Tag Archives: Yarn bombing
Mark Humbert and Karin Evans were walking along the path leading up Claremont Canyon when they spotted this new art form: bark bombing. Some industrious soul had woven strips of bark into a mat and hung it up on a tree. The artist inscribed the name of the piece into one of the strips: “Always Around You.”
Update: 4:58 pm: Ta da! We have a winner! Alan Aki correctly guessed four of the photos above at 10:42 am this morning. He will be the lucky recipient of a box of bon-bon chocolates from Casa Des Chocolates. Congratulations Alan.
Thanks to all those who played today.
And here are the answers:
1. Tennis courts at on Hopkins and Carlotta
2. Crowden School Sacramento
3. Chain links fence near Jimmy Beans on 6th Street
4. Sawtooth building at Dwight and 8th Street
5. Safeway construction on Shattuck Avenue
6. Children’s playground near King’s Middle School
Update, 3:50 pm: We’ve had a number of guesses for our special Valentine’s Where in Berkeley? contest, and we will announce the winner at 4:45 pm here, and alert the winner directly by email. Anyone else want to play? Send us an email with your answers!
Original story: Today, for this special day where matters of the heart reign supreme, we bring you a special-edition “Where in Berkeley? competition — with a suitably romantic prize for the winner.
The large felted wool hearts that have been appearing all over Berkeley in recent days are the work of Streetcolor, known to many of our readers as our local yarn bomber extraordinaire.
Streetcolor tells us she made the Valentine’s heart from handmade wool because she wanted them to look like paper but be durable to the weather. The other reason for the new medium, she says, is because she feels people in Berkeley may have been yarnbombed enough.
“They need something new to be surprised,” she says, adding: “I have been wanting to bomb chainlink fences — they offer a large open surface to do flat textile graffiti. They also can look so industrial and harsh. They make a good contrast for the felted hearts.” … Continue reading »
Citizen reporter Diana Baker spotted this cozy piece of yarn bombing near Star Grocery on Claremont Avenue, in front of Laszlo’s Furniture & Upholstery.
On Saturday afternoon, another of Berkeley’s permanent structures was given a woolly makeover — as yarn-bombing artist Streetcolor and her assistant went to work on the bike rack in front of the former Black Oak Books store on Shattuck Avenue.
A crowd gathered to watch the creation come to life, and Streetcolor tells us many of them made a point of thanking her for what she did for Berkeley. “We were touched. A lot of people stopped and watched. And talked to us. We came out at two in the afternoon on Saturday so we could have a lot of interaction,” she says. … Continue reading »
The yarn bombers descended into the Elmwood district on Monday and left behind some colorful decorations. They also put yarn wraps around the Rose Garden last week. For more photos, look here.

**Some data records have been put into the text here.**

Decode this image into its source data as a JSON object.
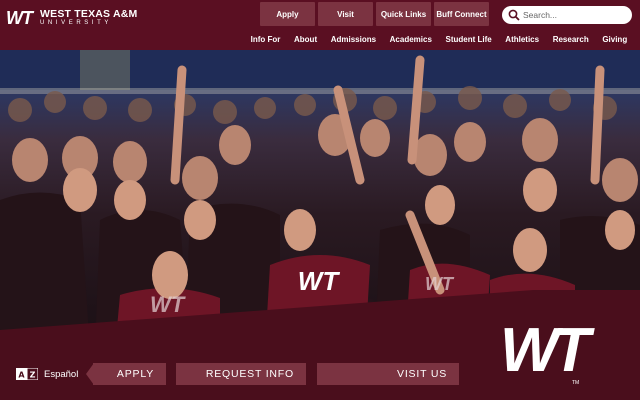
{
  "header": {
    "logo_mark": "WT",
    "logo_name": "WEST TEXAS A&M",
    "logo_sub": "UNIVERSITY",
    "top_buttons": [
      "Apply",
      "Visit",
      "Quick Links",
      "Buff Connect"
    ],
    "search_placeholder": "Search...",
    "nav": [
      "Info For",
      "About",
      "Admissions",
      "Academics",
      "Student Life",
      "Athletics",
      "Research",
      "Giving"
    ]
  },
  "hero": {
    "shirt_text": "WT"
  },
  "footer": {
    "language_label": "Español",
    "cta_buttons": [
      "APPLY",
      "REQUEST INFO",
      "VISIT US"
    ],
    "big_logo": "WT",
    "trademark": "TM"
  },
  "colors": {
    "maroon": "#5a0f22",
    "button": "#7b3341",
    "dark": "#4a0e1c"
  }
}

The artist who calls herself Streetcolor said these yarn sculptures were inspired by the work of a glass artist named Klaus Moje. “I pick out a piece of an artist I like and duplicate their colors exactly,” … Continue reading »

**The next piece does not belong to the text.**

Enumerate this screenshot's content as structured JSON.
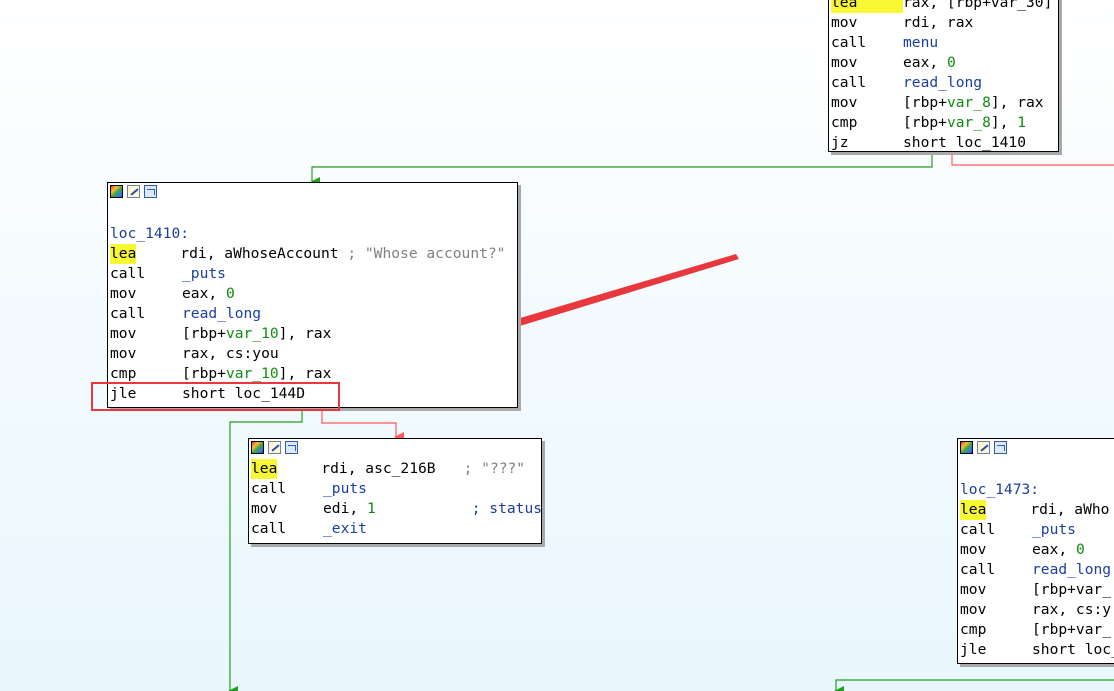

The stealth knitters who covered the “T” in the Here/There sculpture on the Berkeley-Oakland border held a T/tea party of sorts this weekend. They were protesting the city of Berkeley’s declaration that they must take down the tea cozy cover they put up over the “T,” changing the public art installation to read Here-Here. Sweet Adeline Bakery provided the desserts.
Read Berkeleyside’s earlier coverage of the stealth knitting project.

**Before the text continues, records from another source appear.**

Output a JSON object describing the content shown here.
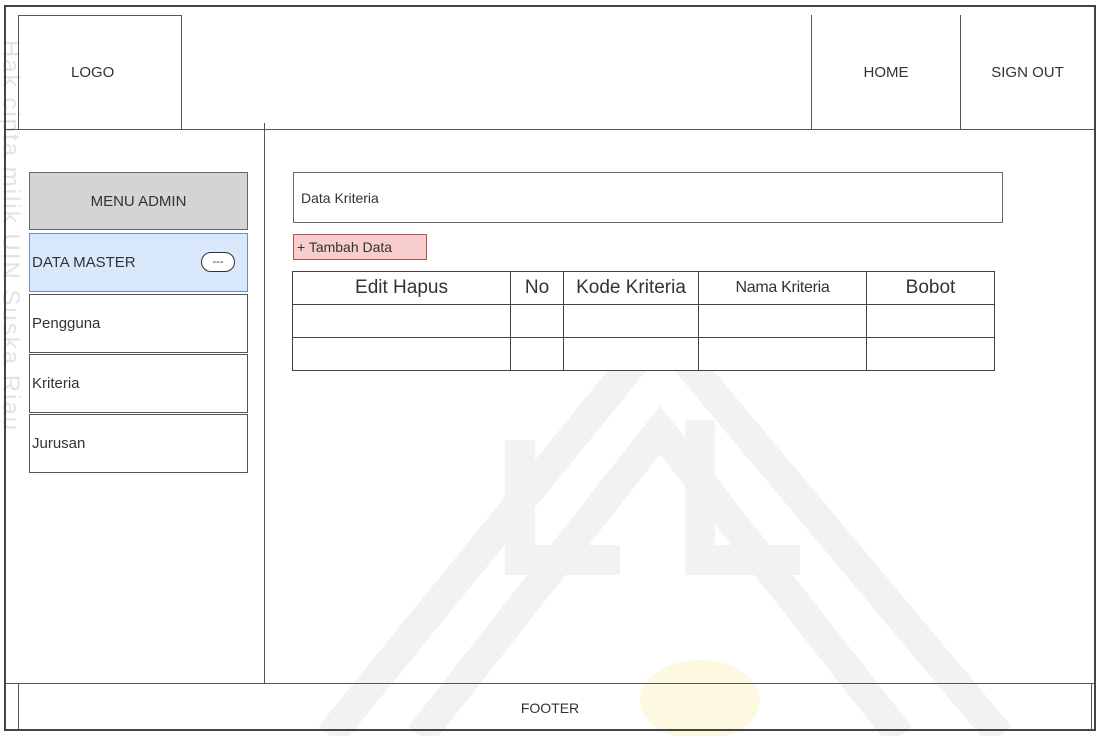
{
  "header": {
    "logo": "LOGO",
    "home": "HOME",
    "sign_out": "SIGN OUT"
  },
  "sidebar": {
    "menu_title": "MENU ADMIN",
    "items": [
      {
        "label": "DATA MASTER",
        "badge": "---"
      },
      {
        "label": "Pengguna"
      },
      {
        "label": "Kriteria"
      },
      {
        "label": "Jurusan"
      }
    ]
  },
  "main": {
    "title": "Data Kriteria",
    "add_button": "+ Tambah Data",
    "table": {
      "columns": [
        "Edit Hapus",
        "No",
        "Kode Kriteria",
        "Nama Kriteria",
        "Bobot"
      ]
    }
  },
  "footer": {
    "label": "FOOTER"
  },
  "colors": {
    "menu_bg": "#d4d4d4",
    "active_item_bg": "#dae8fc",
    "add_button_bg": "#f8cecc"
  }
}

A stealth knitting project which involved creating a cozy cover for a piece of public sculpture on the Berkeley-Oakland border has come to the attention of the authorities who have asked that it be taken down.
We reported last week on the covert night-time “yarn bombing” operation which led to the “Here and There” sculpture on Adeline Street becoming, effectively, “Here and Here” after the letter “T” was given a knitted covering.
Berkeley City’s Civic Arts Coordinator … Continue reading »